═══ Data for analysis ═══
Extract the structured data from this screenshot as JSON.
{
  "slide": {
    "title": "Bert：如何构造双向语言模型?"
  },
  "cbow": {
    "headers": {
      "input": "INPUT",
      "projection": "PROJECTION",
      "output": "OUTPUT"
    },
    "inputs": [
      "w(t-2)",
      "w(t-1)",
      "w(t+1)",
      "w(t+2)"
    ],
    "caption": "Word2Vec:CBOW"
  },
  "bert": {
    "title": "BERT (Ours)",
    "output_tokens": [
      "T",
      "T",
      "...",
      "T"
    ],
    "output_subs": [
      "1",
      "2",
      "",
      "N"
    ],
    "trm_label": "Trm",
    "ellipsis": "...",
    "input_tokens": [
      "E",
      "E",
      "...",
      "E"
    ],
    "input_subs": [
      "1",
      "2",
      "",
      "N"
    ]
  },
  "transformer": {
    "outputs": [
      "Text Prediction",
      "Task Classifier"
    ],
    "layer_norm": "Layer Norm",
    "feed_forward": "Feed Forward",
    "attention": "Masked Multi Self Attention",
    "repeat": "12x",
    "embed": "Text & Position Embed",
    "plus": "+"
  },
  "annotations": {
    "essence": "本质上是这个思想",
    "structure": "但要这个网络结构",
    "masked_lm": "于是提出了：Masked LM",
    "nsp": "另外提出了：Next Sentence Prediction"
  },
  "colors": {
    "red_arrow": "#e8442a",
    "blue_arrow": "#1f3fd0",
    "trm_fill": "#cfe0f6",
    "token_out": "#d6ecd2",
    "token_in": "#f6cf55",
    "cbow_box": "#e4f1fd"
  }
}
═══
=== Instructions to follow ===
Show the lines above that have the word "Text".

=== Result ===
      "Text Prediction",
    "embed": "Text & Position Embed",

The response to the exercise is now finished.